● YOUR ASSIGNMENT
Lines below that include "JSON" are the answer; copy each one.

● RECORDS SHOWN
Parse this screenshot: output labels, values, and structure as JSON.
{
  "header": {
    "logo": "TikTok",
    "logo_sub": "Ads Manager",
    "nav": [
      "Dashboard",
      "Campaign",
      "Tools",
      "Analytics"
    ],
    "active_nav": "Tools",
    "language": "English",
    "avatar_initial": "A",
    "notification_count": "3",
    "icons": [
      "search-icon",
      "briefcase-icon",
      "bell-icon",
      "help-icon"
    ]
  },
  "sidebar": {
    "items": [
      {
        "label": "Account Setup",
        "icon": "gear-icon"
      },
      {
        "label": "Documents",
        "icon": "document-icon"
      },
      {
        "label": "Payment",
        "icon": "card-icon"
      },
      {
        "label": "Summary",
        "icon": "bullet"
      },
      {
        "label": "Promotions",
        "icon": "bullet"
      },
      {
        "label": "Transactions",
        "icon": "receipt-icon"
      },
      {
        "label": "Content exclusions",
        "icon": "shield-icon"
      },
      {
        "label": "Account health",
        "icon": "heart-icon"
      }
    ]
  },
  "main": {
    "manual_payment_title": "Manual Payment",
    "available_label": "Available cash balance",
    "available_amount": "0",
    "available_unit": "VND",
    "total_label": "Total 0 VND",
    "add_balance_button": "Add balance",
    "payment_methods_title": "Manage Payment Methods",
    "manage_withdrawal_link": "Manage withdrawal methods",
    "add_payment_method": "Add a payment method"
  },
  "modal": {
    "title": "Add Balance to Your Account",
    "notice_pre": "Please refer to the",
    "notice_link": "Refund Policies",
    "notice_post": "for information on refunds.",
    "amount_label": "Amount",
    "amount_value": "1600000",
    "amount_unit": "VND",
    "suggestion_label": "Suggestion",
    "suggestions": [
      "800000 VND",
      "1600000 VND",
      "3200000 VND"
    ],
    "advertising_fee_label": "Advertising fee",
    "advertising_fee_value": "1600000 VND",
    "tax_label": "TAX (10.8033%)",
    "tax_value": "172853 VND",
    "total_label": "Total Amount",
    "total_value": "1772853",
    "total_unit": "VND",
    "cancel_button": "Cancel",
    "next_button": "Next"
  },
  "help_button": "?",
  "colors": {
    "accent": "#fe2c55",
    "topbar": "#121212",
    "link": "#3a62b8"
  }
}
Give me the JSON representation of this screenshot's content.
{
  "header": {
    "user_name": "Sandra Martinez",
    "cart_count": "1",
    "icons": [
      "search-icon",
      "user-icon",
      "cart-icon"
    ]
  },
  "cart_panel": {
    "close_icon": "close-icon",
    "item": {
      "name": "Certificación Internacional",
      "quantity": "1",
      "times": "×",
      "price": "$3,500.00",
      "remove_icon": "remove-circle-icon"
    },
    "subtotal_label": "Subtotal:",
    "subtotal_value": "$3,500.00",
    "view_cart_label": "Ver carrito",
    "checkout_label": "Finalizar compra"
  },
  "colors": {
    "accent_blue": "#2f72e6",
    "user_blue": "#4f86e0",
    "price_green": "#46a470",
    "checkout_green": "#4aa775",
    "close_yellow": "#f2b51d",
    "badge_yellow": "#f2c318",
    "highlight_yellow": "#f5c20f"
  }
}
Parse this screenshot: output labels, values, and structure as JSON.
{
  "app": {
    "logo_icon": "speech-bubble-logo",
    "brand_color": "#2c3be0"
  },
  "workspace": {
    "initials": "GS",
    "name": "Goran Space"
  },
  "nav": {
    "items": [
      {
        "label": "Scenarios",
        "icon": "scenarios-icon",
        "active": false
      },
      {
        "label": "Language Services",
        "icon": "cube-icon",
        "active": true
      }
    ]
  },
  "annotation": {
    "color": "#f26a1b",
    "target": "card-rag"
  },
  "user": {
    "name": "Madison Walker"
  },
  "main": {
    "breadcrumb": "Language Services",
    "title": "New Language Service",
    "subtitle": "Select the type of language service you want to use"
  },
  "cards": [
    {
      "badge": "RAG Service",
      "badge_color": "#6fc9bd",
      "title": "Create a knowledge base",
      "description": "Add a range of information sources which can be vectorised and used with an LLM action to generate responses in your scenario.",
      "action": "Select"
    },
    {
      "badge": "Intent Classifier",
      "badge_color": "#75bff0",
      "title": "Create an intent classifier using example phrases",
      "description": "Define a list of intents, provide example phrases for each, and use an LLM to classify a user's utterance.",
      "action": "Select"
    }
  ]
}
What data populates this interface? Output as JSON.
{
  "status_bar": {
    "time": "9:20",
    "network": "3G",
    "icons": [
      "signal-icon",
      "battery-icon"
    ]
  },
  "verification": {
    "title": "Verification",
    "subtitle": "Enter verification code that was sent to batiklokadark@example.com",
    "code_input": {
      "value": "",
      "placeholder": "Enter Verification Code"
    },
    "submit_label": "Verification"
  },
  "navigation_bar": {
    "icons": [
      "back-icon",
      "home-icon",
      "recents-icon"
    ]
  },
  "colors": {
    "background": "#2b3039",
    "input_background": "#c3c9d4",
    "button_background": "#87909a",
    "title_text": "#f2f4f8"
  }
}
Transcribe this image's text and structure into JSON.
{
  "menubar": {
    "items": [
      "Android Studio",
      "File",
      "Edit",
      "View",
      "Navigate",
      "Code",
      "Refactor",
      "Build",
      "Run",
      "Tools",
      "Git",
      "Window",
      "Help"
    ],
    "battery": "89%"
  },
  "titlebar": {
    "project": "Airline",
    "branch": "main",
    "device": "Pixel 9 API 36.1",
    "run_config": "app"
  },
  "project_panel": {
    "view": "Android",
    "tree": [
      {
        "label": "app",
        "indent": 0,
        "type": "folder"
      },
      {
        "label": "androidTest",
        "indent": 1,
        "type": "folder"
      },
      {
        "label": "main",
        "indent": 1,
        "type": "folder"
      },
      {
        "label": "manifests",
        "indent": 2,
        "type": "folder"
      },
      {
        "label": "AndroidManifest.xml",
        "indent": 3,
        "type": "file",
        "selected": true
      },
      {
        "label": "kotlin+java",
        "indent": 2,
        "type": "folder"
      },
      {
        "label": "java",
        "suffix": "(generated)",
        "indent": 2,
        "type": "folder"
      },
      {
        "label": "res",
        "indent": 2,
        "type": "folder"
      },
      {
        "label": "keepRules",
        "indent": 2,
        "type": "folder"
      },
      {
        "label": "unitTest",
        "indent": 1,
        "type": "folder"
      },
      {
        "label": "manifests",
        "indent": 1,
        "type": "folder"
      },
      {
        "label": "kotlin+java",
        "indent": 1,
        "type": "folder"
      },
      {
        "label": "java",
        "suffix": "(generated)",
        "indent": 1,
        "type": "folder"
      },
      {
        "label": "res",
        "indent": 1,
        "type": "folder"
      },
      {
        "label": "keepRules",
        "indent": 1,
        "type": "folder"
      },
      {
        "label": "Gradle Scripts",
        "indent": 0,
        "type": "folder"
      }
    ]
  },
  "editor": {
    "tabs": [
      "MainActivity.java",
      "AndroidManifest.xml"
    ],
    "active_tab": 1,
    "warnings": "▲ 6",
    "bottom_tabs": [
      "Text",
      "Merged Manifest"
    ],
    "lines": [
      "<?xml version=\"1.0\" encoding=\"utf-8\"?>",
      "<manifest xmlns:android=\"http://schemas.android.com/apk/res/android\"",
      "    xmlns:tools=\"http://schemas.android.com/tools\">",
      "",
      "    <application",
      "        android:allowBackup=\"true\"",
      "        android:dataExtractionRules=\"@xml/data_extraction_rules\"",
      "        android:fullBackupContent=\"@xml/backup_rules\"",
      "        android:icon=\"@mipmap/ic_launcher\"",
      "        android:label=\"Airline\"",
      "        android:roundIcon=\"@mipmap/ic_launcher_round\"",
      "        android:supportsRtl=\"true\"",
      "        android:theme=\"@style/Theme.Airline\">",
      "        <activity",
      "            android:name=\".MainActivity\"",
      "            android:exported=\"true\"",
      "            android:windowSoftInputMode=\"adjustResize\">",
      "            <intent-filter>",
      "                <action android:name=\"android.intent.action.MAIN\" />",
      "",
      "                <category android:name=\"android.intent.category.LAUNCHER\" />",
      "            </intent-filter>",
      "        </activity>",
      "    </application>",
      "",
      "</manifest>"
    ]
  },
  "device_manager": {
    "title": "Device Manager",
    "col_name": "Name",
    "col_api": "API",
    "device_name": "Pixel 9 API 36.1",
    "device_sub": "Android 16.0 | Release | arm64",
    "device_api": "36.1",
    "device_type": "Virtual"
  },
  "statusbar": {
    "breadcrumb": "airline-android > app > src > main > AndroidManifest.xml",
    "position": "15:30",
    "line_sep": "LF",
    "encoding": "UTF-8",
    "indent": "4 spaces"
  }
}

● RESULT FOR THIS TASK
Parse this screenshot: output labels, values, and structure as JSON.
Give me the JSON representation of this screenshot's content.
Parse this screenshot: output labels, values, and structure as JSON.
What data populates this interface? Output as JSON.
Transcribe this image's text and structure into JSON.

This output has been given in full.